■ ACTION ITEM ■
State, as a single number, how many lines in the data below contain "what".

-------------------------

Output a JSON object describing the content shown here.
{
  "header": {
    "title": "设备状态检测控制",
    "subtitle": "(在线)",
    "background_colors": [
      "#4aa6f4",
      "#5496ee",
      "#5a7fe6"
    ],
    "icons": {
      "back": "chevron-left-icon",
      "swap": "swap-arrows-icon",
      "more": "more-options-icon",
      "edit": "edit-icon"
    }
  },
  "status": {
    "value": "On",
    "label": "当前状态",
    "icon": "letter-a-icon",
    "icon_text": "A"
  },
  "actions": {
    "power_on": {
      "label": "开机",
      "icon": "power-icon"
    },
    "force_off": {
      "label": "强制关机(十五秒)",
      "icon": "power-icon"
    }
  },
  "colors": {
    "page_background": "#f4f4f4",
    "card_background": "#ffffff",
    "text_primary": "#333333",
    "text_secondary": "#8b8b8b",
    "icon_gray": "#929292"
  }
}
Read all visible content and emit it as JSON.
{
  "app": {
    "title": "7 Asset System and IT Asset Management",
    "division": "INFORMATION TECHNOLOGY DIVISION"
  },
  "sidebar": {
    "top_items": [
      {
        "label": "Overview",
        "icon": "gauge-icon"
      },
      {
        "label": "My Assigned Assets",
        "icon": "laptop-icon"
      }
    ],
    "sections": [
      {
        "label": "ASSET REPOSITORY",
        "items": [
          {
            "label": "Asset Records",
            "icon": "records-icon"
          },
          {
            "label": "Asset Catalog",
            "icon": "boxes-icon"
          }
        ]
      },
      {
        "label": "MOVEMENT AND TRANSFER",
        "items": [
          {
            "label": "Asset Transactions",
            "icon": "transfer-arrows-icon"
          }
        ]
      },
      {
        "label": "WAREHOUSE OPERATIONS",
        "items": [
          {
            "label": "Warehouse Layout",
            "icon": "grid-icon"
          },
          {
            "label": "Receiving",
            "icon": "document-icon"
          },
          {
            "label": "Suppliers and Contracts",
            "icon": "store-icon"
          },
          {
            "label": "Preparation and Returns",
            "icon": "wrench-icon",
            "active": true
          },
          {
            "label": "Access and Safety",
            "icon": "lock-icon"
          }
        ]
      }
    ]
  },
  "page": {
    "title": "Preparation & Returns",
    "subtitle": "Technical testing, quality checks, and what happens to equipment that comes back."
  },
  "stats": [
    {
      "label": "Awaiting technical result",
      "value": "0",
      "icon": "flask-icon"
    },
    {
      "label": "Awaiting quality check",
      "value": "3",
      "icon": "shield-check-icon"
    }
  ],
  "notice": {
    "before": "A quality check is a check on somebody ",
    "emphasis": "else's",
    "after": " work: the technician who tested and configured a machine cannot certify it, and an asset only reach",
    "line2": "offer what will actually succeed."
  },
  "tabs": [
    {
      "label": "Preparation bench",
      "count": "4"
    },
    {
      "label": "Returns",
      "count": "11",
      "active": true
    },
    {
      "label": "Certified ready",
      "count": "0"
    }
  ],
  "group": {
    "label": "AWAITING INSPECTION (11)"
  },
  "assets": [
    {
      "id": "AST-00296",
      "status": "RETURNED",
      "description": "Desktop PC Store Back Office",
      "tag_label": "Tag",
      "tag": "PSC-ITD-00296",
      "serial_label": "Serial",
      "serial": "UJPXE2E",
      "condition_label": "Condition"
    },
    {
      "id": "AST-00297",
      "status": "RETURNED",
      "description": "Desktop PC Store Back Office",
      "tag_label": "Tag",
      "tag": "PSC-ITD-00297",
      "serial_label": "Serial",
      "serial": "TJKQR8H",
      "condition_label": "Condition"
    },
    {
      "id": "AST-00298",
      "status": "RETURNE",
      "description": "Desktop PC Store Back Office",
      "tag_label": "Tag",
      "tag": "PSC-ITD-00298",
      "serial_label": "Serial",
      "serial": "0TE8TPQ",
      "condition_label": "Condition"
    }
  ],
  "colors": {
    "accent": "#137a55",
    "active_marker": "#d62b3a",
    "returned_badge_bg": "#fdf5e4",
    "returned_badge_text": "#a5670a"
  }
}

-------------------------

■ REPLY ■
2